Exercise aim:
Your job is to copy every record exactly.
---- Material to process
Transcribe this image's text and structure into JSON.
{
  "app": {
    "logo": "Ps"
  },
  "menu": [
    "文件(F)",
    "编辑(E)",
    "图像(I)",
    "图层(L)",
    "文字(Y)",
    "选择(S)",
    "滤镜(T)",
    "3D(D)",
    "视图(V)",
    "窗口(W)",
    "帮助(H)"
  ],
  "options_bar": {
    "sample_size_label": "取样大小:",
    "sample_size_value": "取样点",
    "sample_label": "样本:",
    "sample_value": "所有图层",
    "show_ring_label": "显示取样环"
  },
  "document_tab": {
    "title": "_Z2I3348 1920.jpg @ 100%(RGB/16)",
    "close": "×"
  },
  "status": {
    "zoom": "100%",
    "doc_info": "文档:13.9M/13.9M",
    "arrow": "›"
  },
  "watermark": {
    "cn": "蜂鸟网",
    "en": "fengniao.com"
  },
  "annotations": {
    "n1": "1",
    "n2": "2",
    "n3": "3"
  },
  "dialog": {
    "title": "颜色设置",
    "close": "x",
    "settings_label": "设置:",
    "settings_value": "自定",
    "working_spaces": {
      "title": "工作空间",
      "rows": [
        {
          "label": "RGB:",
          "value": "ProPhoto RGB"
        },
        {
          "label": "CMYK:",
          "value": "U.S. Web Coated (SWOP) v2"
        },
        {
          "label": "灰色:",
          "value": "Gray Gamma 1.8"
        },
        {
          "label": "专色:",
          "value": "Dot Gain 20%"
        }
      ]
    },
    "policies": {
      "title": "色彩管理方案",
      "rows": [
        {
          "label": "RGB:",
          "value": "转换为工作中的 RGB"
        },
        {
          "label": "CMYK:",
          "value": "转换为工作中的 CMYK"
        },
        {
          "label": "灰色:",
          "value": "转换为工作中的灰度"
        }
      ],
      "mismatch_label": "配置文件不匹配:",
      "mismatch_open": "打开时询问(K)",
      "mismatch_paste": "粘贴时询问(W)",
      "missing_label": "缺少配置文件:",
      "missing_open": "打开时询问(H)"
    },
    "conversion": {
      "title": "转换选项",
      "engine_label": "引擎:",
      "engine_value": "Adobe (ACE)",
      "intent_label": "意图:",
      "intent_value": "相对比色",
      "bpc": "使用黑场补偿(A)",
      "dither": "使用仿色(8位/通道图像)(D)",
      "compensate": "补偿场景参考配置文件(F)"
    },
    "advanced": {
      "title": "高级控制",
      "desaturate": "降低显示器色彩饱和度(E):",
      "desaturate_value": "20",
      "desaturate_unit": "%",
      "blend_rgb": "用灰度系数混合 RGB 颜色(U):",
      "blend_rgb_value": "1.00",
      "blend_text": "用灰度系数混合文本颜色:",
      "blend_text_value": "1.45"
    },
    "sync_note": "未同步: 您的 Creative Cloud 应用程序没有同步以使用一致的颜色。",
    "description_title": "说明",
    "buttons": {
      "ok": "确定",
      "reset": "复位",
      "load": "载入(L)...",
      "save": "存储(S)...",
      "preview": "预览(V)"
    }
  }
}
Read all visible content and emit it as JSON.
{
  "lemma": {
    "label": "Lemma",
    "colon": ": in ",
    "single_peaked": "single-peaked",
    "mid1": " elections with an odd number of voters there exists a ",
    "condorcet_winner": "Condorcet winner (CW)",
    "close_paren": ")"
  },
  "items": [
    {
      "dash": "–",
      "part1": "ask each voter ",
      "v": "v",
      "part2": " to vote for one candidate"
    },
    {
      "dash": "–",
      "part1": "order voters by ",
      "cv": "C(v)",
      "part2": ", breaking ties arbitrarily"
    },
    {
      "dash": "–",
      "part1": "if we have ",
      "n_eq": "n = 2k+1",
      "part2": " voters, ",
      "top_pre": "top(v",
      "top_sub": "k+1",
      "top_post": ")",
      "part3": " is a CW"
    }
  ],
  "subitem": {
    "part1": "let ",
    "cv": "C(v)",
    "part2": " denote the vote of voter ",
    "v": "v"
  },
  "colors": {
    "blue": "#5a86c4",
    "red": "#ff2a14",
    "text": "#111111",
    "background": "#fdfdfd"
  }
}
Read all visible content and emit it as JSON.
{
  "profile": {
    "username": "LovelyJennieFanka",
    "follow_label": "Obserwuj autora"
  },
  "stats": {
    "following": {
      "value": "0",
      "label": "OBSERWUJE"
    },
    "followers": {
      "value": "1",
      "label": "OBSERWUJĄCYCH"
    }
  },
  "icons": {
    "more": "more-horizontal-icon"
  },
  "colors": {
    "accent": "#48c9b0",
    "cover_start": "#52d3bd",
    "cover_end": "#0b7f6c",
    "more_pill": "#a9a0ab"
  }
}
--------
Task response:
Transcribe this image's text and structure into JSON.
{
  "app": {
    "logo": "Ps"
  },
  "menu": [
    "文件(F)",
    "编辑(E)",
    "图像(I)",
    "图层(L)",
    "文字(Y)",
    "选择(S)",
    "滤镜(T)",
    "3D(D)",
    "视图(V)",
    "窗口(W)",
    "帮助(H)"
  ],
  "options_bar": {
    "sample_size_label": "取样大小:",
    "sample_size_value": "取样点",
    "sample_label": "样本:",
    "sample_value": "所有图层",
    "show_ring_label": "显示取样环"
  },
  "document_tab": {
    "title": "_Z2I3348 1920.jpg @ 100%(RGB/16)",
    "close": "×"
  },
  "status": {
    "zoom": "100%",
    "doc_info": "文档:13.9M/13.9M",
    "arrow": "›"
  },
  "watermark": {
    "cn": "蜂鸟网",
    "en": "fengniao.com"
  },
  "annotations": {
    "n1": "1",
    "n2": "2",
    "n3": "3"
  },
  "dialog": {
    "title": "颜色设置",
    "close": "x",
    "settings_label": "设置:",
    "settings_value": "自定",
    "working_spaces": {
      "title": "工作空间",
      "rows": [
        {
          "label": "RGB:",
          "value": "ProPhoto RGB"
        },
        {
          "label": "CMYK:",
          "value": "U.S. Web Coated (SWOP) v2"
        },
        {
          "label": "灰色:",
          "value": "Gray Gamma 1.8"
        },
        {
          "label": "专色:",
          "value": "Dot Gain 20%"
        }
      ]
    },
    "policies": {
      "title": "色彩管理方案",
      "rows": [
        {
          "label": "RGB:",
          "value": "转换为工作中的 RGB"
        },
        {
          "label": "CMYK:",
          "value": "转换为工作中的 CMYK"
        },
        {
          "label": "灰色:",
          "value": "转换为工作中的灰度"
        }
      ],
      "mismatch_label": "配置文件不匹配:",
      "mismatch_open": "打开时询问(K)",
      "mismatch_paste": "粘贴时询问(W)",
      "missing_label": "缺少配置文件:",
      "missing_open": "打开时询问(H)"
    },
    "conversion": {
      "title": "转换选项",
      "engine_label": "引擎:",
      "engine_value": "Adobe (ACE)",
      "intent_label": "意图:",
      "intent_value": "相对比色",
      "bpc": "使用黑场补偿(A)",
      "dither": "使用仿色(8位/通道图像)(D)",
      "compensate": "补偿场景参考配置文件(F)"
    },
    "advanced": {
      "title": "高级控制",
      "desaturate": "降低显示器色彩饱和度(E):",
      "desaturate_value": "20",
      "desaturate_unit": "%",
      "blend_rgb": "用灰度系数混合 RGB 颜色(U):",
      "blend_rgb_value": "1.00",
      "blend_text": "用灰度系数混合文本颜色:",
      "blend_text_value": "1.45"
    },
    "sync_note": "未同步: 您的 Creative Cloud 应用程序没有同步以使用一致的颜色。",
    "description_title": "说明",
    "buttons": {
      "ok": "确定",
      "reset": "复位",
      "load": "载入(L)...",
      "save": "存储(S)...",
      "preview": "预览(V)"
    }
  }
}
Read all visible content and emit it as JSON.
{
  "lemma": {
    "label": "Lemma",
    "colon": ": in ",
    "single_peaked": "single-peaked",
    "mid1": " elections with an odd number of voters there exists a ",
    "condorcet_winner": "Condorcet winner (CW)",
    "close_paren": ")"
  },
  "items": [
    {
      "dash": "–",
      "part1": "ask each voter ",
      "v": "v",
      "part2": " to vote for one candidate"
    },
    {
      "dash": "–",
      "part1": "order voters by ",
      "cv": "C(v)",
      "part2": ", breaking ties arbitrarily"
    },
    {
      "dash": "–",
      "part1": "if we have ",
      "n_eq": "n = 2k+1",
      "part2": " voters, ",
      "top_pre": "top(v",
      "top_sub": "k+1",
      "top_post": ")",
      "part3": " is a CW"
    }
  ],
  "subitem": {
    "part1": "let ",
    "cv": "C(v)",
    "part2": " denote the vote of voter ",
    "v": "v"
  },
  "colors": {
    "blue": "#5a86c4",
    "red": "#ff2a14",
    "text": "#111111",
    "background": "#fdfdfd"
  }
}
Read all visible content and emit it as JSON.
{
  "profile": {
    "username": "LovelyJennieFanka",
    "follow_label": "Obserwuj autora"
  },
  "stats": {
    "following": {
      "value": "0",
      "label": "OBSERWUJE"
    },
    "followers": {
      "value": "1",
      "label": "OBSERWUJĄCYCH"
    }
  },
  "icons": {
    "more": "more-horizontal-icon"
  },
  "colors": {
    "accent": "#48c9b0",
    "cover_start": "#52d3bd",
    "cover_end": "#0b7f6c",
    "more_pill": "#a9a0ab"
  }
}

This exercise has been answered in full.